RECORDS FOR THIS EXERCISE:
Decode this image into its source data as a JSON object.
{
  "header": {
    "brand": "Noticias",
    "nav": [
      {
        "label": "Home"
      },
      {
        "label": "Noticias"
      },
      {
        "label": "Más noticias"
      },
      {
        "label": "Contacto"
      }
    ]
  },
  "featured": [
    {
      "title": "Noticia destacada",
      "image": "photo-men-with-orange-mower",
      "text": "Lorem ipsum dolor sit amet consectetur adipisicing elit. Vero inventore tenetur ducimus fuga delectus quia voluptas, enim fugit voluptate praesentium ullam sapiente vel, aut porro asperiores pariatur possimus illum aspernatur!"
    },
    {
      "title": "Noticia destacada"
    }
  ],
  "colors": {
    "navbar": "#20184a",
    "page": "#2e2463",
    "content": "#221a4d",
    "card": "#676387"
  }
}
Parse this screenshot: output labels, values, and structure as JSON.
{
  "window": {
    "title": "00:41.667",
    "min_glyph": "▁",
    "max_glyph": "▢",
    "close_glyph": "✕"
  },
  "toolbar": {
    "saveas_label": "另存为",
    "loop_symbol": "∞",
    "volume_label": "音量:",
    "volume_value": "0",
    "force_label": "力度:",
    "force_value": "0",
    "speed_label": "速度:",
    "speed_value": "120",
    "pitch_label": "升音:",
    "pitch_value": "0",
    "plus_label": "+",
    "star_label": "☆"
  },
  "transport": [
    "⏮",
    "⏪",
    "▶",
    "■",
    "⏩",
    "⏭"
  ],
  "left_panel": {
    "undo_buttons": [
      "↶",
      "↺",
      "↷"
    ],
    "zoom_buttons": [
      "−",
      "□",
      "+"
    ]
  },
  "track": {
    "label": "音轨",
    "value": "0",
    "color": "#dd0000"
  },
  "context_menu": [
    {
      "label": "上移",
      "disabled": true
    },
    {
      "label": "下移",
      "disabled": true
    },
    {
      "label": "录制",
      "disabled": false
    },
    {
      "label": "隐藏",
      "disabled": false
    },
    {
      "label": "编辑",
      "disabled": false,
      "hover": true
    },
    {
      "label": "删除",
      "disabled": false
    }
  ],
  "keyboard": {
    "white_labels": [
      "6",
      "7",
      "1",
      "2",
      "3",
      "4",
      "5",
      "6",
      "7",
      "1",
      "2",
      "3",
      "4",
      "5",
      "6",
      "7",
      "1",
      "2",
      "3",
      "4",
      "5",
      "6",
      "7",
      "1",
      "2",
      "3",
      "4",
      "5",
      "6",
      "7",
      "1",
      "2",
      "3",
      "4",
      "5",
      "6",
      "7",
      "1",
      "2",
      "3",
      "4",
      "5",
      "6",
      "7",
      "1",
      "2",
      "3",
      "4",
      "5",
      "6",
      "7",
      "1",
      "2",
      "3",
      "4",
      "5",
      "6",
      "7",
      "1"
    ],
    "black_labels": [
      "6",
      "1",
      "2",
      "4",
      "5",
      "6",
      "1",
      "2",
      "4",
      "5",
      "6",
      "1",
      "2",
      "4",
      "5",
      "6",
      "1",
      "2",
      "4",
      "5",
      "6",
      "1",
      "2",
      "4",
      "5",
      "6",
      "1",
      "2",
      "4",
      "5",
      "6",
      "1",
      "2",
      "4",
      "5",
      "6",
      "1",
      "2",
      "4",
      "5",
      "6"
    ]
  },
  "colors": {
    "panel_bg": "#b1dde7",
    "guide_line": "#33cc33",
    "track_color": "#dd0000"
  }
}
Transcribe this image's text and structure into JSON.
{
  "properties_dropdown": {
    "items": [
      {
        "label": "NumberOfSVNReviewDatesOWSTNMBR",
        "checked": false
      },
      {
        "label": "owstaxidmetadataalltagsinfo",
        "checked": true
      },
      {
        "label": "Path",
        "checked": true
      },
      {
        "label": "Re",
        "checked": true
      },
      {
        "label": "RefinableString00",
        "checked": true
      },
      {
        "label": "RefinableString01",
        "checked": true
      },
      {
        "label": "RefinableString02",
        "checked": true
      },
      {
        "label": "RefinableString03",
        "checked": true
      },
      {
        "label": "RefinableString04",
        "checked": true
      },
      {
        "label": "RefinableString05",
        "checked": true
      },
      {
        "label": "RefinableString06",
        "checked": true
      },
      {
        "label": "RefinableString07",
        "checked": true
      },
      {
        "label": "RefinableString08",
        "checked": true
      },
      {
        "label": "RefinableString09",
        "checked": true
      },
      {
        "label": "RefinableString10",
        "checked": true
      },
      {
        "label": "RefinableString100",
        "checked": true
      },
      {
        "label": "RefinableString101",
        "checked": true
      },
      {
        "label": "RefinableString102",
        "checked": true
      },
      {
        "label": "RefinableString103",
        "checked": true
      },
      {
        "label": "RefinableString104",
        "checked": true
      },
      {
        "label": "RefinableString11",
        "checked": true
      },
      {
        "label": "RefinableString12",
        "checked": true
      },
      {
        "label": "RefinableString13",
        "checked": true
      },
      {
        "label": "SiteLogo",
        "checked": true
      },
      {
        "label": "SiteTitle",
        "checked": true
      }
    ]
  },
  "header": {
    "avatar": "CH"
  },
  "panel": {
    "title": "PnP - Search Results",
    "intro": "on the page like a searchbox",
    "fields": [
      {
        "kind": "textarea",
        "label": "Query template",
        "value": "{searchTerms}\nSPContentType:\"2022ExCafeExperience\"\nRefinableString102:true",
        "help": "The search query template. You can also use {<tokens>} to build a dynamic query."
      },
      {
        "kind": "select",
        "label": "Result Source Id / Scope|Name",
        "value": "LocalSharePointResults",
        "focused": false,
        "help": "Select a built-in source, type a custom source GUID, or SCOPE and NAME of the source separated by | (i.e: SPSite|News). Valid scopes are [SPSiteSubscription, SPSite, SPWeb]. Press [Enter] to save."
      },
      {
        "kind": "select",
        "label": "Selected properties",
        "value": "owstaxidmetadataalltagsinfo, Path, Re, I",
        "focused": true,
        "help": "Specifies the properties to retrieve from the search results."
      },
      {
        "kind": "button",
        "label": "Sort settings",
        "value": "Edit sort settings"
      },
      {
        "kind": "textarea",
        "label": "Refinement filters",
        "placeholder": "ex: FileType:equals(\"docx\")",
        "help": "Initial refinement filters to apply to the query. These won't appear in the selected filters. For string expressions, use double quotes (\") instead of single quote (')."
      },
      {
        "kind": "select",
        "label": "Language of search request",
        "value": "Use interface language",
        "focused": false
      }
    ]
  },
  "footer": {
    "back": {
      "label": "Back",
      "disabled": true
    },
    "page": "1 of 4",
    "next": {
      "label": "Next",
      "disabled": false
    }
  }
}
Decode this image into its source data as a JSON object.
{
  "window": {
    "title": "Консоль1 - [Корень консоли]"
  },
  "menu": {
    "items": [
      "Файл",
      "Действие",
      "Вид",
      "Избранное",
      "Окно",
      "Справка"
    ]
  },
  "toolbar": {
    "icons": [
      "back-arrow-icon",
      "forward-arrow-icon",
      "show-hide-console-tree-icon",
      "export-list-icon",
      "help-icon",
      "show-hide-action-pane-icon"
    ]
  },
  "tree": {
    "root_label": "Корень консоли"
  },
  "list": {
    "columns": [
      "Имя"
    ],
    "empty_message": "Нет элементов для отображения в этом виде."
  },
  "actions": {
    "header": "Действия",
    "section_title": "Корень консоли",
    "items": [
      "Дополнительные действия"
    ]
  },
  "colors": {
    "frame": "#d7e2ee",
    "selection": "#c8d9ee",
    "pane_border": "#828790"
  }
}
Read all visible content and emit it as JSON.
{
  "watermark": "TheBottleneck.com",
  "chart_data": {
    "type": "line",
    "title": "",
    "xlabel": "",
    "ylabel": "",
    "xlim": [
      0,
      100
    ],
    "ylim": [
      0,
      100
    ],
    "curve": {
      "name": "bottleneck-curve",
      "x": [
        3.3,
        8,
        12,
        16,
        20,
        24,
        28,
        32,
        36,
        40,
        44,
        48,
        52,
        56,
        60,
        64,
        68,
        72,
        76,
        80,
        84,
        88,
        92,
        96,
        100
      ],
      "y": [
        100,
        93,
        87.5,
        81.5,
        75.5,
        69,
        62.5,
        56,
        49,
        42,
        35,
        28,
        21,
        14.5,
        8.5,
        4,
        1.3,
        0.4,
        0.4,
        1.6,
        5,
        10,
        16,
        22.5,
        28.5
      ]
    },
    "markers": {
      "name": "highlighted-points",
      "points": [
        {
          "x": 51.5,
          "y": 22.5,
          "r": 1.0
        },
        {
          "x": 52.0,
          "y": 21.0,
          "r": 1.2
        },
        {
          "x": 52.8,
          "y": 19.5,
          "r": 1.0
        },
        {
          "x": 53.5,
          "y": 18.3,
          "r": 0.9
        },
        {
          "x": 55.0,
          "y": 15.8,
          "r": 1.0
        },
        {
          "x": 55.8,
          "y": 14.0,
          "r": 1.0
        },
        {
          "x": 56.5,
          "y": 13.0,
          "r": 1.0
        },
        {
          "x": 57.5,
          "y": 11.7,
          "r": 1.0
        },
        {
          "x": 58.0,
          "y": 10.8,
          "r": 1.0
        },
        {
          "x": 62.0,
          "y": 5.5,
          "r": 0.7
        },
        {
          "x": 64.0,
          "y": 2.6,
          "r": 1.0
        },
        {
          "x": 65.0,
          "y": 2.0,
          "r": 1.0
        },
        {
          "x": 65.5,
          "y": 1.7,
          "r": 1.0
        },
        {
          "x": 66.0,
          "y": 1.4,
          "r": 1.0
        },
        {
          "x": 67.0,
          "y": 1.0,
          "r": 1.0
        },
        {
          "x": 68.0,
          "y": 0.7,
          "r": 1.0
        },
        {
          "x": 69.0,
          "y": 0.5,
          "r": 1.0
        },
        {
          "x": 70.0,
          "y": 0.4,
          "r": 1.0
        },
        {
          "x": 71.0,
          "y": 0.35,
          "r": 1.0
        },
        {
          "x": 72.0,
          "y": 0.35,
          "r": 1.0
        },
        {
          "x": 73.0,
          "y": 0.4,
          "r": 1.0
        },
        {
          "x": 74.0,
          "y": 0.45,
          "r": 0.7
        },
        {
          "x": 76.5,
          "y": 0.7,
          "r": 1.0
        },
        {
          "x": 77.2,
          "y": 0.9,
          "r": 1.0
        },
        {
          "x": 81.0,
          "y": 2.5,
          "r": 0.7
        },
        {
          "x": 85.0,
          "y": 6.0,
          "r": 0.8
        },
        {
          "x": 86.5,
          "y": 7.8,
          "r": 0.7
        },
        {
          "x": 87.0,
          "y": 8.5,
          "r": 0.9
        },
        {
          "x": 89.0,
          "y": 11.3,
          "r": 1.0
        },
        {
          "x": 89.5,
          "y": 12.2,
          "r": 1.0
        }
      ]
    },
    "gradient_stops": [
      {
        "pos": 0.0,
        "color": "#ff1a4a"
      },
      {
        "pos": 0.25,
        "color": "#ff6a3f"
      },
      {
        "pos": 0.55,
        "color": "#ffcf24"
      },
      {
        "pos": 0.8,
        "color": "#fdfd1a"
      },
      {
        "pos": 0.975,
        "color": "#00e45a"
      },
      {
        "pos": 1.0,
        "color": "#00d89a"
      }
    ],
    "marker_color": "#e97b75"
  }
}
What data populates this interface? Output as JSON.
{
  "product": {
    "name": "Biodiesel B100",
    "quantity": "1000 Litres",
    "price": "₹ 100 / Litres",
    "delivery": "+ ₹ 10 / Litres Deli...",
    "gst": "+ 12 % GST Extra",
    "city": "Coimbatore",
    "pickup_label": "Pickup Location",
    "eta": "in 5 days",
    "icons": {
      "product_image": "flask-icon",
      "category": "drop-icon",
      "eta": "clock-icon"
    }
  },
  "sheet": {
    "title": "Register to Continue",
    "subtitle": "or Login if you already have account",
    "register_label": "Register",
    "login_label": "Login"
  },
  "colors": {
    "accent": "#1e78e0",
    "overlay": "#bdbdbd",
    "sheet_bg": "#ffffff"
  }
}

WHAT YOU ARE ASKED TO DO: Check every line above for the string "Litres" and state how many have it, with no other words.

PROBLEM SOLUTION: 3